*** Data for this task ***

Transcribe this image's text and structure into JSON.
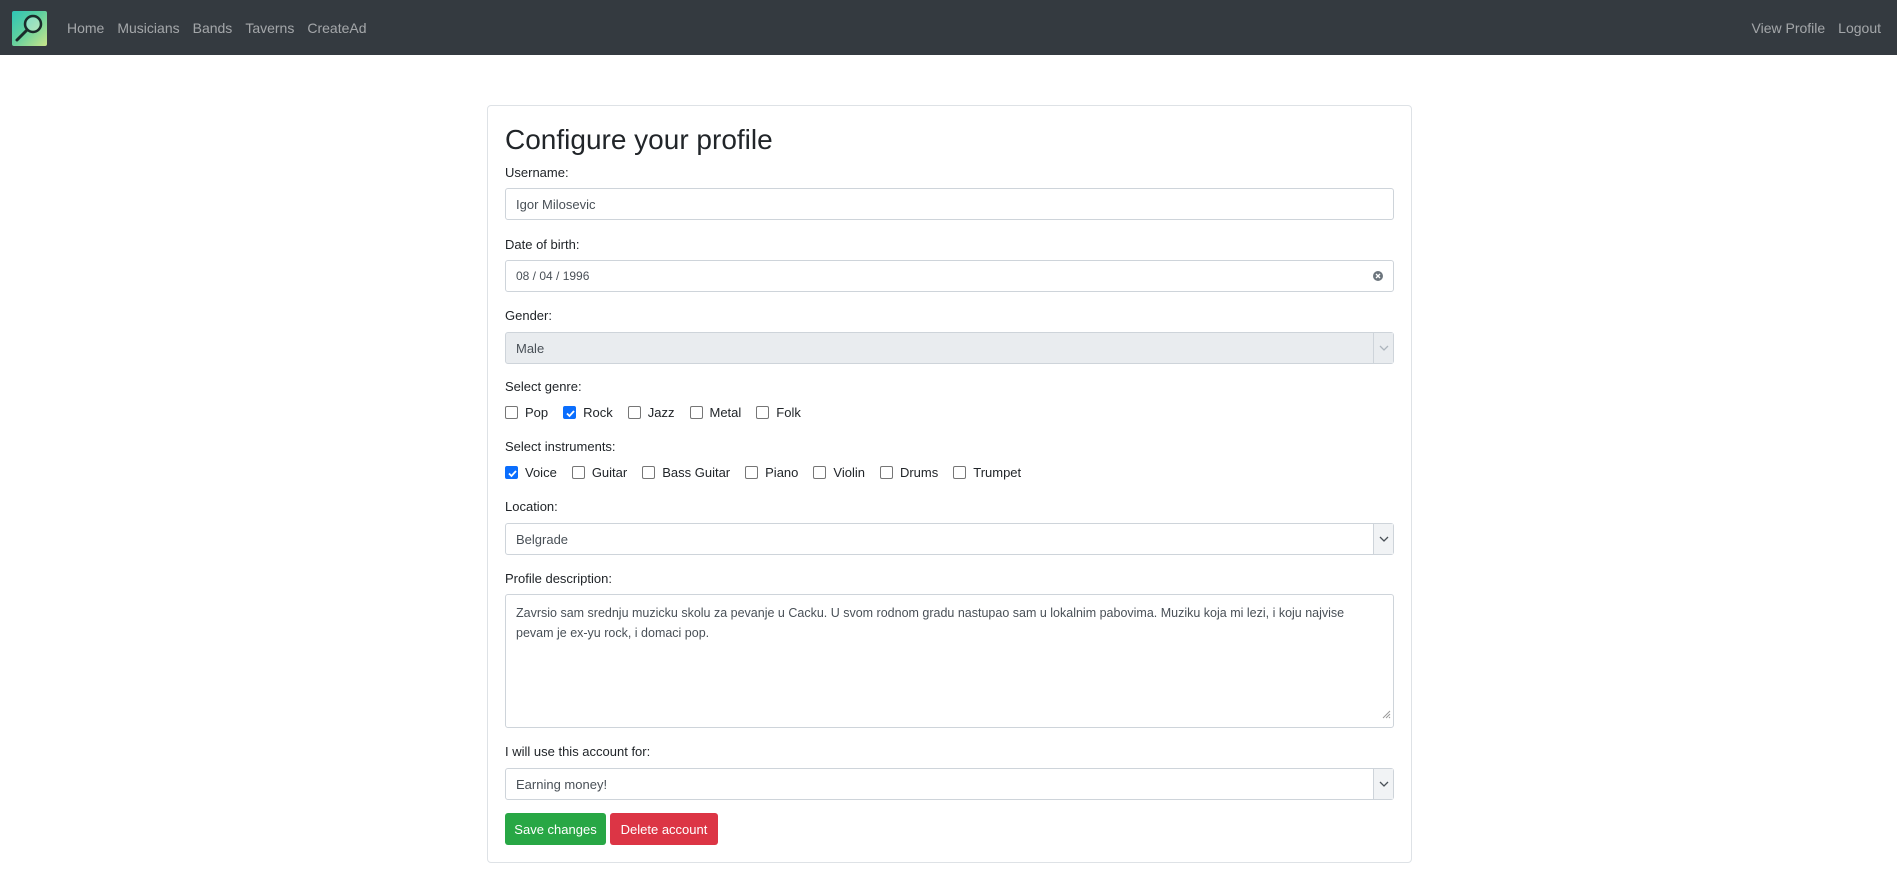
{
  "nav": {
    "left": [
      "Home",
      "Musicians",
      "Bands",
      "Taverns",
      "CreateAd"
    ],
    "right": [
      "View Profile",
      "Logout"
    ]
  },
  "form": {
    "title": "Configure your profile",
    "username_label": "Username:",
    "username_value": "Igor Milosevic",
    "dob_label": "Date of birth:",
    "dob_value": "08 / 04 / 1996",
    "gender_label": "Gender:",
    "gender_value": "Male",
    "genre_label": "Select genre:",
    "genres": [
      {
        "label": "Pop",
        "checked": false
      },
      {
        "label": "Rock",
        "checked": true
      },
      {
        "label": "Jazz",
        "checked": false
      },
      {
        "label": "Metal",
        "checked": false
      },
      {
        "label": "Folk",
        "checked": false
      }
    ],
    "instruments_label": "Select instruments:",
    "instruments": [
      {
        "label": "Voice",
        "checked": true
      },
      {
        "label": "Guitar",
        "checked": false
      },
      {
        "label": "Bass Guitar",
        "checked": false
      },
      {
        "label": "Piano",
        "checked": false
      },
      {
        "label": "Violin",
        "checked": false
      },
      {
        "label": "Drums",
        "checked": false
      },
      {
        "label": "Trumpet",
        "checked": false
      }
    ],
    "location_label": "Location:",
    "location_value": "Belgrade",
    "description_label": "Profile description:",
    "description_value": "Zavrsio sam srednju muzicku skolu za pevanje u Cacku. U svom rodnom gradu nastupao sam u lokalnim pabovima. Muziku koja mi lezi, i koju najvise pevam je ex-yu rock, i domaci pop.",
    "usage_label": "I will use this account for:",
    "usage_value": "Earning money!",
    "save_label": "Save changes",
    "delete_label": "Delete account"
  },
  "colors": {
    "navbar": "#343a40",
    "save": "#28a745",
    "delete": "#dc3545",
    "checkbox_checked": "#0b6efd"
  },
  "icons": {
    "logo": "magnifier-logo-icon",
    "dob_clear": "clear-circle-icon",
    "select": "chevron-down-icon"
  }
}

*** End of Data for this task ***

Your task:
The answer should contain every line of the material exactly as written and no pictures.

Exercise result:
Transcribe this image's text and structure into JSON.
{
  "nav": {
    "left": [
      "Home",
      "Musicians",
      "Bands",
      "Taverns",
      "CreateAd"
    ],
    "right": [
      "View Profile",
      "Logout"
    ]
  },
  "form": {
    "title": "Configure your profile",
    "username_label": "Username:",
    "username_value": "Igor Milosevic",
    "dob_label": "Date of birth:",
    "dob_value": "08 / 04 / 1996",
    "gender_label": "Gender:",
    "gender_value": "Male",
    "genre_label": "Select genre:",
    "genres": [
      {
        "label": "Pop",
        "checked": false
      },
      {
        "label": "Rock",
        "checked": true
      },
      {
        "label": "Jazz",
        "checked": false
      },
      {
        "label": "Metal",
        "checked": false
      },
      {
        "label": "Folk",
        "checked": false
      }
    ],
    "instruments_label": "Select instruments:",
    "instruments": [
      {
        "label": "Voice",
        "checked": true
      },
      {
        "label": "Guitar",
        "checked": false
      },
      {
        "label": "Bass Guitar",
        "checked": false
      },
      {
        "label": "Piano",
        "checked": false
      },
      {
        "label": "Violin",
        "checked": false
      },
      {
        "label": "Drums",
        "checked": false
      },
      {
        "label": "Trumpet",
        "checked": false
      }
    ],
    "location_label": "Location:",
    "location_value": "Belgrade",
    "description_label": "Profile description:",
    "description_value": "Zavrsio sam srednju muzicku skolu za pevanje u Cacku. U svom rodnom gradu nastupao sam u lokalnim pabovima. Muziku koja mi lezi, i koju najvise pevam je ex-yu rock, i domaci pop.",
    "usage_label": "I will use this account for:",
    "usage_value": "Earning money!",
    "save_label": "Save changes",
    "delete_label": "Delete account"
  },
  "colors": {
    "navbar": "#343a40",
    "save": "#28a745",
    "delete": "#dc3545",
    "checkbox_checked": "#0b6efd"
  },
  "icons": {
    "logo": "magnifier-logo-icon",
    "dob_clear": "clear-circle-icon",
    "select": "chevron-down-icon"
  }
}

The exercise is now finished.